- MATERIAL SHOWN

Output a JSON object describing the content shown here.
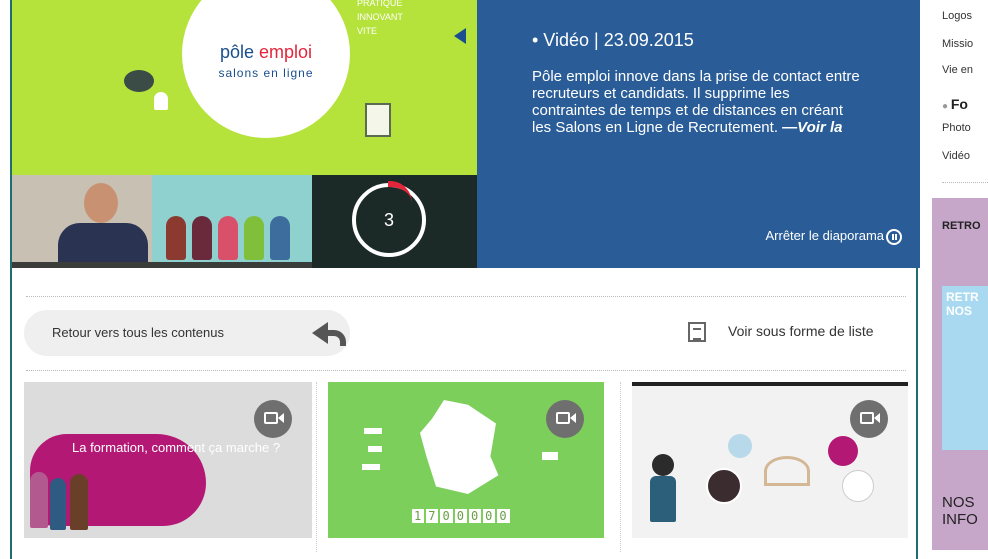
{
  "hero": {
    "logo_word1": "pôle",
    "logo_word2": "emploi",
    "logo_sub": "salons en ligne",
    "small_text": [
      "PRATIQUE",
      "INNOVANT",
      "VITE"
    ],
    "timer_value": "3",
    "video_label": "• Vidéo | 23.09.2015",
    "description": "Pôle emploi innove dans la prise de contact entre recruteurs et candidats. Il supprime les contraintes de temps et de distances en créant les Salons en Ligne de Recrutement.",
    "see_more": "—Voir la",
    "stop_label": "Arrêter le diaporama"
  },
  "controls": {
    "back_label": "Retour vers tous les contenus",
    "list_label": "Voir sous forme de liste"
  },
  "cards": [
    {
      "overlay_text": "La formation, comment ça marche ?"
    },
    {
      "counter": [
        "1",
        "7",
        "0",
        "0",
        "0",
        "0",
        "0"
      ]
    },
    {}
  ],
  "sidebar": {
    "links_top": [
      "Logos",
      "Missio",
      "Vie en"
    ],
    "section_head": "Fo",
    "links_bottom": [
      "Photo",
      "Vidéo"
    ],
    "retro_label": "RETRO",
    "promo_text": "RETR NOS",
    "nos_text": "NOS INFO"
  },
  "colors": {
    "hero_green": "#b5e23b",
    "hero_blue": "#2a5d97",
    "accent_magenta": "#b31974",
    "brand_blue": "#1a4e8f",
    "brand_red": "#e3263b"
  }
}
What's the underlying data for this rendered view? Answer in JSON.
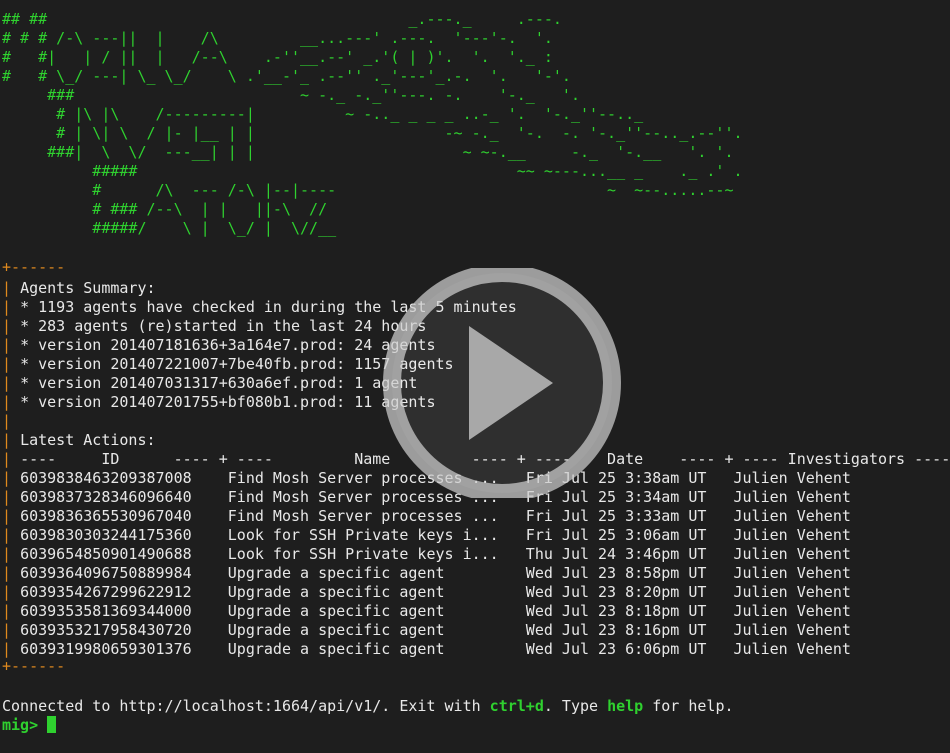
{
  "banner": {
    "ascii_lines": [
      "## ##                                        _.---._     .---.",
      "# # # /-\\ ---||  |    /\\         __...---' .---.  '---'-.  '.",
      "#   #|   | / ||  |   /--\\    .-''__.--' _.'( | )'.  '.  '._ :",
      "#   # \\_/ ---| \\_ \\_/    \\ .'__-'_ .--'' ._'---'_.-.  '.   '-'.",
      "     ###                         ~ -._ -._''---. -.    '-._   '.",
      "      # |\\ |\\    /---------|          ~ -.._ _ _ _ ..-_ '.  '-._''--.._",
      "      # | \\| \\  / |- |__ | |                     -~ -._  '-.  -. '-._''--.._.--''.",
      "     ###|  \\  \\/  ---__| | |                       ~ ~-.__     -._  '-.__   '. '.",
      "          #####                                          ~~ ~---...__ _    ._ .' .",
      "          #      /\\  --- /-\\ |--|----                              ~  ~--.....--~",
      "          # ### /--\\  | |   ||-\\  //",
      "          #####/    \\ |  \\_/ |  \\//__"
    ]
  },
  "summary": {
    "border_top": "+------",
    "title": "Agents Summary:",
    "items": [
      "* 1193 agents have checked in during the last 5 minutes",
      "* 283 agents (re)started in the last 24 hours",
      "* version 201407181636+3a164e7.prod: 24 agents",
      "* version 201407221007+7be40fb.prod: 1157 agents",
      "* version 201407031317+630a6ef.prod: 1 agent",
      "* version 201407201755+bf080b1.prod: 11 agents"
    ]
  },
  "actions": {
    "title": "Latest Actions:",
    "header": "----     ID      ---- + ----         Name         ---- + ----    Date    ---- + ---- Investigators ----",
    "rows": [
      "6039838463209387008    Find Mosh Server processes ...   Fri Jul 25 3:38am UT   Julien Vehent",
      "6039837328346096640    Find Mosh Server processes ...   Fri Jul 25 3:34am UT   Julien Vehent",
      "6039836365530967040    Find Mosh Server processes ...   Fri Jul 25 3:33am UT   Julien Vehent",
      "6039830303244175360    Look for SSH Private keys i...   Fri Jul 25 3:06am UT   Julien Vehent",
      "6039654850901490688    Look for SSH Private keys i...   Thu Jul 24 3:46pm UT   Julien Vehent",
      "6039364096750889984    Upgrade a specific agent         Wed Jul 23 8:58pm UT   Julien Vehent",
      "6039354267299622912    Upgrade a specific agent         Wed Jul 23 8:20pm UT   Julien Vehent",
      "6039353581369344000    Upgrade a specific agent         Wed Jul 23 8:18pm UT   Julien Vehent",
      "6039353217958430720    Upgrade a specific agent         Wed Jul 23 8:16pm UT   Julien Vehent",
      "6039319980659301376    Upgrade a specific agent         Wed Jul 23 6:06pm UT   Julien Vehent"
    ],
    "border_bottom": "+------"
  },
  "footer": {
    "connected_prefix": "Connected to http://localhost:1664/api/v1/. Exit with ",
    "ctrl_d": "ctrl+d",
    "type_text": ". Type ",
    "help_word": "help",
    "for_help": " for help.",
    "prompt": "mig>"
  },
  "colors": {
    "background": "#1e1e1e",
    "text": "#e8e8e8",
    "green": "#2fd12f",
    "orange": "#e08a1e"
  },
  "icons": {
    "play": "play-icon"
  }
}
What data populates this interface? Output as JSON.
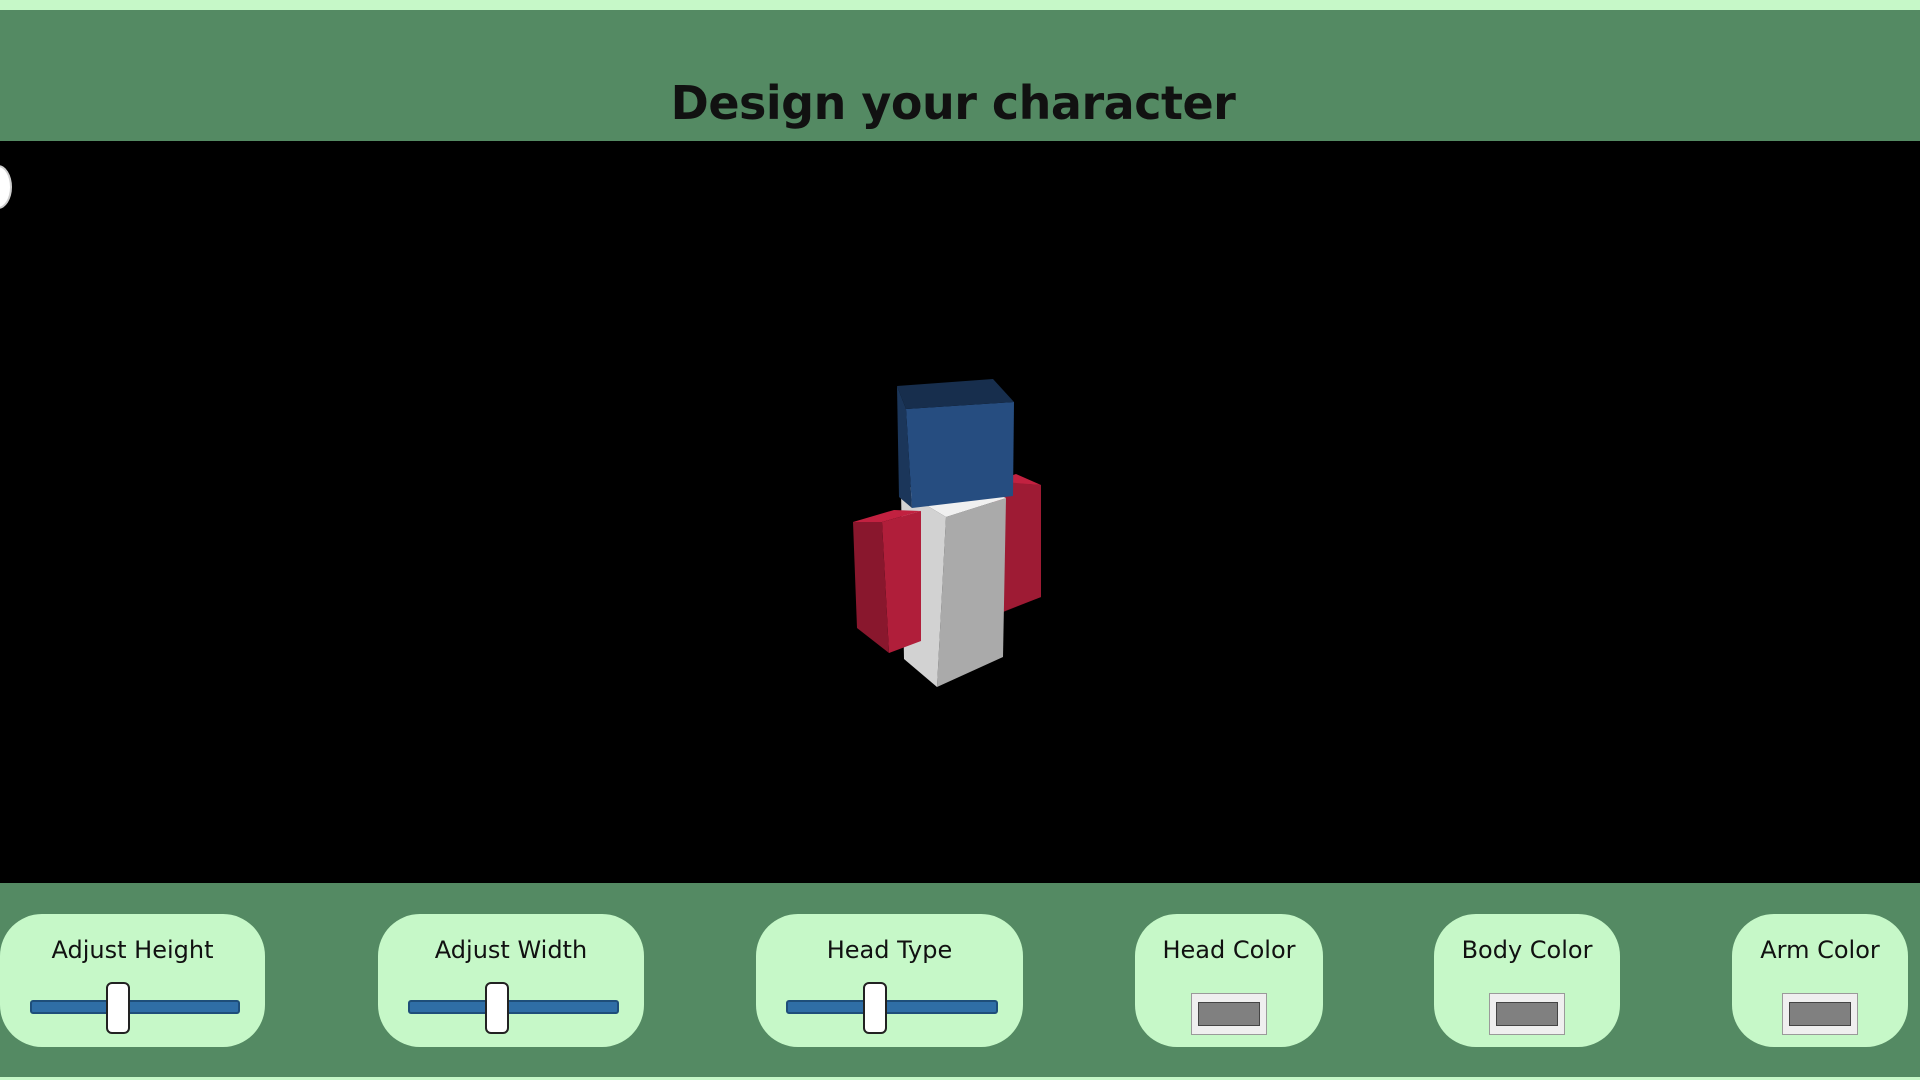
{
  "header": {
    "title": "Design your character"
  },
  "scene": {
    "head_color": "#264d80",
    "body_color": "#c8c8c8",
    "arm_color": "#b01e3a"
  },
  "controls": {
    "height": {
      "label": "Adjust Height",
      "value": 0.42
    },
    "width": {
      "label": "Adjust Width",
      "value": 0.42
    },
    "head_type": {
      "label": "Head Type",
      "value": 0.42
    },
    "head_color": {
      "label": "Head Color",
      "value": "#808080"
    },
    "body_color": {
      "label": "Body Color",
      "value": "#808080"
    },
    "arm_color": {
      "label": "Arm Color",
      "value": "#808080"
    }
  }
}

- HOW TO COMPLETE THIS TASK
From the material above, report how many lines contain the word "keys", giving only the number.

- ANSWER SECTION
2